STORED DATA:
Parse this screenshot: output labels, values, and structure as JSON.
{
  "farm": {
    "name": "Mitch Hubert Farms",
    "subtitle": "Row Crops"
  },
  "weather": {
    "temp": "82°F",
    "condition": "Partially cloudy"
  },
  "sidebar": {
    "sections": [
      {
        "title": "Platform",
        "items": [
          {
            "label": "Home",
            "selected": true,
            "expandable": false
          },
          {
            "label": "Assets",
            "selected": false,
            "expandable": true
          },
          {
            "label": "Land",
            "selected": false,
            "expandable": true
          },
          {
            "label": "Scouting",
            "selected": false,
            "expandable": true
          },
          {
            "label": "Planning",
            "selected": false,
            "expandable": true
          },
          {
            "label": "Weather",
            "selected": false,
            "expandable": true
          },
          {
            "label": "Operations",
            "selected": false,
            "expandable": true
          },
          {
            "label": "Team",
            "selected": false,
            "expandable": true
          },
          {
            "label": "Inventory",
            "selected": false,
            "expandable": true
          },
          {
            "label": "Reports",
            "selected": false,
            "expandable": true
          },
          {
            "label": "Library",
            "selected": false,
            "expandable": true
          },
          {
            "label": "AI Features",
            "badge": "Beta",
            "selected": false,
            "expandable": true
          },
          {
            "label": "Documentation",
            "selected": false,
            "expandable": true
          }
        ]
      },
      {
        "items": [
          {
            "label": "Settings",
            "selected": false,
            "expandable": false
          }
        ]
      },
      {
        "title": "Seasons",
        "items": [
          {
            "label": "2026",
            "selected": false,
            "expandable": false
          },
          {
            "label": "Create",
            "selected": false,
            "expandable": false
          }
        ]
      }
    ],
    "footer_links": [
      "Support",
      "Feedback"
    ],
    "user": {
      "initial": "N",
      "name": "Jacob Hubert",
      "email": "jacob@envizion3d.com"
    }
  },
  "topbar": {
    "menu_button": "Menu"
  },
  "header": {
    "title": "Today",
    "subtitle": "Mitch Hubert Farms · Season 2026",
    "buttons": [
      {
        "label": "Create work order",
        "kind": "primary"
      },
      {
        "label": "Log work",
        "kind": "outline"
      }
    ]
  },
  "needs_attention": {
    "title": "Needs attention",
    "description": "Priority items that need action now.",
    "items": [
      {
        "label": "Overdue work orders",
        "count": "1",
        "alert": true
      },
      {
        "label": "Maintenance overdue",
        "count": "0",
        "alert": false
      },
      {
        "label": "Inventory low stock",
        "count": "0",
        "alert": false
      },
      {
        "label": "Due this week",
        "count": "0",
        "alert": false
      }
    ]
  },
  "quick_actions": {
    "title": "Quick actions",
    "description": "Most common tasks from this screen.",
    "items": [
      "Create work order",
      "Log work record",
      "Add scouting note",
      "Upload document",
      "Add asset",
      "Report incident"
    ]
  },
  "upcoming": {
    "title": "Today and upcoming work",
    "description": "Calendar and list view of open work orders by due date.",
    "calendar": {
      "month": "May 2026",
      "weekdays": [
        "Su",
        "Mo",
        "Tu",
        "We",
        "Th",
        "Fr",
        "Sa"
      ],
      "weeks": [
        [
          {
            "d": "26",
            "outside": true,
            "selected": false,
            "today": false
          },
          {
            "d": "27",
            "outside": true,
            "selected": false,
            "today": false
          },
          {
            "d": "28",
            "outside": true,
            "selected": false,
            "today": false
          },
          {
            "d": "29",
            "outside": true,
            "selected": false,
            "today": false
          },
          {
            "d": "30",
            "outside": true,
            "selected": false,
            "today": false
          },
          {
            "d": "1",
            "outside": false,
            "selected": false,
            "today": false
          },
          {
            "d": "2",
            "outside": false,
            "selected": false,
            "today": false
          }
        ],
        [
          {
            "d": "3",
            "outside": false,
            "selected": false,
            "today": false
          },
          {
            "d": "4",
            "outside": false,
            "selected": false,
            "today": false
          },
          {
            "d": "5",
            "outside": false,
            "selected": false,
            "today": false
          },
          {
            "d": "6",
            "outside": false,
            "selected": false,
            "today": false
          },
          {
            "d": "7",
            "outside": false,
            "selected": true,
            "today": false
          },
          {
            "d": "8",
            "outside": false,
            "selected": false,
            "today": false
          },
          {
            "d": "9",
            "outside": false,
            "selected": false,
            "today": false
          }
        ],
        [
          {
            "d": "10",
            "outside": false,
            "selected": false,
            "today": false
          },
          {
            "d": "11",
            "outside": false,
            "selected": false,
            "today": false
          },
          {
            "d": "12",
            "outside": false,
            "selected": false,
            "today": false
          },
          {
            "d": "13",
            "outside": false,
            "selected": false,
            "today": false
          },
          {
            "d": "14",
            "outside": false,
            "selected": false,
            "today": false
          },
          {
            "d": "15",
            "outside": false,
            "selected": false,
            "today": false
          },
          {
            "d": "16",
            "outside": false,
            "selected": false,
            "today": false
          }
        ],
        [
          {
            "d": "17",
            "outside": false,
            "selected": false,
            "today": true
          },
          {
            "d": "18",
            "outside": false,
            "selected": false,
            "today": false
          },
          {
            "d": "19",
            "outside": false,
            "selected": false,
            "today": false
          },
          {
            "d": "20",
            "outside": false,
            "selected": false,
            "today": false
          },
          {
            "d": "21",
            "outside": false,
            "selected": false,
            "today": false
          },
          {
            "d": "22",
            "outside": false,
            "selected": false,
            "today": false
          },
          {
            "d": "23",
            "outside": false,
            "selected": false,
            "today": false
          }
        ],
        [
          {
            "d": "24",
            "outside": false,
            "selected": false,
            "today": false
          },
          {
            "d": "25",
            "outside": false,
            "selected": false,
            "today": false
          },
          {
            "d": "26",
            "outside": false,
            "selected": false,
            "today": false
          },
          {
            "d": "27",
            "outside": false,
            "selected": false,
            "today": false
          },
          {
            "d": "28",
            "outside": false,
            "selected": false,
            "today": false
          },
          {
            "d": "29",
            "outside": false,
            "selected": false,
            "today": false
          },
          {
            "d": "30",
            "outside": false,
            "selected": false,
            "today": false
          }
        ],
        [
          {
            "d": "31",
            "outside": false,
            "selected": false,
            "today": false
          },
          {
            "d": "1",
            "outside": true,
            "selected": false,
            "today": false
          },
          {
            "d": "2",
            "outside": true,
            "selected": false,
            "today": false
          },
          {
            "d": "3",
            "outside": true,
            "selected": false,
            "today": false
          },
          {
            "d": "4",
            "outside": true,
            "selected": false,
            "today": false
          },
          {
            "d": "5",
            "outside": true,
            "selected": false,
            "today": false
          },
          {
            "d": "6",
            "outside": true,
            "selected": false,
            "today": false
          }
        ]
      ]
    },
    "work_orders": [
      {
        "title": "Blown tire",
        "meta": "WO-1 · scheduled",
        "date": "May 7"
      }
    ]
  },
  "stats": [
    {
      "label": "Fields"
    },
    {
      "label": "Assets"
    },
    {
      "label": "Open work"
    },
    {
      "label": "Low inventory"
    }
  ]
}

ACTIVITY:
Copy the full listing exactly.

ANSWER BOX:
Parse this screenshot: output labels, values, and structure as JSON.
{
  "farm": {
    "name": "Mitch Hubert Farms",
    "subtitle": "Row Crops"
  },
  "weather": {
    "temp": "82°F",
    "condition": "Partially cloudy"
  },
  "sidebar": {
    "sections": [
      {
        "title": "Platform",
        "items": [
          {
            "label": "Home",
            "selected": true,
            "expandable": false
          },
          {
            "label": "Assets",
            "selected": false,
            "expandable": true
          },
          {
            "label": "Land",
            "selected": false,
            "expandable": true
          },
          {
            "label": "Scouting",
            "selected": false,
            "expandable": true
          },
          {
            "label": "Planning",
            "selected": false,
            "expandable": true
          },
          {
            "label": "Weather",
            "selected": false,
            "expandable": true
          },
          {
            "label": "Operations",
            "selected": false,
            "expandable": true
          },
          {
            "label": "Team",
            "selected": false,
            "expandable": true
          },
          {
            "label": "Inventory",
            "selected": false,
            "expandable": true
          },
          {
            "label": "Reports",
            "selected": false,
            "expandable": true
          },
          {
            "label": "Library",
            "selected": false,
            "expandable": true
          },
          {
            "label": "AI Features",
            "badge": "Beta",
            "selected": false,
            "expandable": true
          },
          {
            "label": "Documentation",
            "selected": false,
            "expandable": true
          }
        ]
      },
      {
        "items": [
          {
            "label": "Settings",
            "selected": false,
            "expandable": false
          }
        ]
      },
      {
        "title": "Seasons",
        "items": [
          {
            "label": "2026",
            "selected": false,
            "expandable": false
          },
          {
            "label": "Create",
            "selected": false,
            "expandable": false
          }
        ]
      }
    ],
    "footer_links": [
      "Support",
      "Feedback"
    ],
    "user": {
      "initial": "N",
      "name": "Jacob Hubert",
      "email": "jacob@envizion3d.com"
    }
  },
  "topbar": {
    "menu_button": "Menu"
  },
  "header": {
    "title": "Today",
    "subtitle": "Mitch Hubert Farms · Season 2026",
    "buttons": [
      {
        "label": "Create work order",
        "kind": "primary"
      },
      {
        "label": "Log work",
        "kind": "outline"
      }
    ]
  },
  "needs_attention": {
    "title": "Needs attention",
    "description": "Priority items that need action now.",
    "items": [
      {
        "label": "Overdue work orders",
        "count": "1",
        "alert": true
      },
      {
        "label": "Maintenance overdue",
        "count": "0",
        "alert": false
      },
      {
        "label": "Inventory low stock",
        "count": "0",
        "alert": false
      },
      {
        "label": "Due this week",
        "count": "0",
        "alert": false
      }
    ]
  },
  "quick_actions": {
    "title": "Quick actions",
    "description": "Most common tasks from this screen.",
    "items": [
      "Create work order",
      "Log work record",
      "Add scouting note",
      "Upload document",
      "Add asset",
      "Report incident"
    ]
  },
  "upcoming": {
    "title": "Today and upcoming work",
    "description": "Calendar and list view of open work orders by due date.",
    "calendar": {
      "month": "May 2026",
      "weekdays": [
        "Su",
        "Mo",
        "Tu",
        "We",
        "Th",
        "Fr",
        "Sa"
      ],
      "weeks": [
        [
          {
            "d": "26",
            "outside": true,
            "selected": false,
            "today": false
          },
          {
            "d": "27",
            "outside": true,
            "selected": false,
            "today": false
          },
          {
            "d": "28",
            "outside": true,
            "selected": false,
            "today": false
          },
          {
            "d": "29",
            "outside": true,
            "selected": false,
            "today": false
          },
          {
            "d": "30",
            "outside": true,
            "selected": false,
            "today": false
          },
          {
            "d": "1",
            "outside": false,
            "selected": false,
            "today": false
          },
          {
            "d": "2",
            "outside": false,
            "selected": false,
            "today": false
          }
        ],
        [
          {
            "d": "3",
            "outside": false,
            "selected": false,
            "today": false
          },
          {
            "d": "4",
            "outside": false,
            "selected": false,
            "today": false
          },
          {
            "d": "5",
            "outside": false,
            "selected": false,
            "today": false
          },
          {
            "d": "6",
            "outside": false,
            "selected": false,
            "today": false
          },
          {
            "d": "7",
            "outside": false,
            "selected": true,
            "today": false
          },
          {
            "d": "8",
            "outside": false,
            "selected": false,
            "today": false
          },
          {
            "d": "9",
            "outside": false,
            "selected": false,
            "today": false
          }
        ],
        [
          {
            "d": "10",
            "outside": false,
            "selected": false,
            "today": false
          },
          {
            "d": "11",
            "outside": false,
            "selected": false,
            "today": false
          },
          {
            "d": "12",
            "outside": false,
            "selected": false,
            "today": false
          },
          {
            "d": "13",
            "outside": false,
            "selected": false,
            "today": false
          },
          {
            "d": "14",
            "outside": false,
            "selected": false,
            "today": false
          },
          {
            "d": "15",
            "outside": false,
            "selected": false,
            "today": false
          },
          {
            "d": "16",
            "outside": false,
            "selected": false,
            "today": false
          }
        ],
        [
          {
            "d": "17",
            "outside": false,
            "selected": false,
            "today": true
          },
          {
            "d": "18",
            "outside": false,
            "selected": false,
            "today": false
          },
          {
            "d": "19",
            "outside": false,
            "selected": false,
            "today": false
          },
          {
            "d": "20",
            "outside": false,
            "selected": false,
            "today": false
          },
          {
            "d": "21",
            "outside": false,
            "selected": false,
            "today": false
          },
          {
            "d": "22",
            "outside": false,
            "selected": false,
            "today": false
          },
          {
            "d": "23",
            "outside": false,
            "selected": false,
            "today": false
          }
        ],
        [
          {
            "d": "24",
            "outside": false,
            "selected": false,
            "today": false
          },
          {
            "d": "25",
            "outside": false,
            "selected": false,
            "today": false
          },
          {
            "d": "26",
            "outside": false,
            "selected": false,
            "today": false
          },
          {
            "d": "27",
            "outside": false,
            "selected": false,
            "today": false
          },
          {
            "d": "28",
            "outside": false,
            "selected": false,
            "today": false
          },
          {
            "d": "29",
            "outside": false,
            "selected": false,
            "today": false
          },
          {
            "d": "30",
            "outside": false,
            "selected": false,
            "today": false
          }
        ],
        [
          {
            "d": "31",
            "outside": false,
            "selected": false,
            "today": false
          },
          {
            "d": "1",
            "outside": true,
            "selected": false,
            "today": false
          },
          {
            "d": "2",
            "outside": true,
            "selected": false,
            "today": false
          },
          {
            "d": "3",
            "outside": true,
            "selected": false,
            "today": false
          },
          {
            "d": "4",
            "outside": true,
            "selected": false,
            "today": false
          },
          {
            "d": "5",
            "outside": true,
            "selected": false,
            "today": false
          },
          {
            "d": "6",
            "outside": true,
            "selected": false,
            "today": false
          }
        ]
      ]
    },
    "work_orders": [
      {
        "title": "Blown tire",
        "meta": "WO-1 · scheduled",
        "date": "May 7"
      }
    ]
  },
  "stats": [
    {
      "label": "Fields"
    },
    {
      "label": "Assets"
    },
    {
      "label": "Open work"
    },
    {
      "label": "Low inventory"
    }
  ]
}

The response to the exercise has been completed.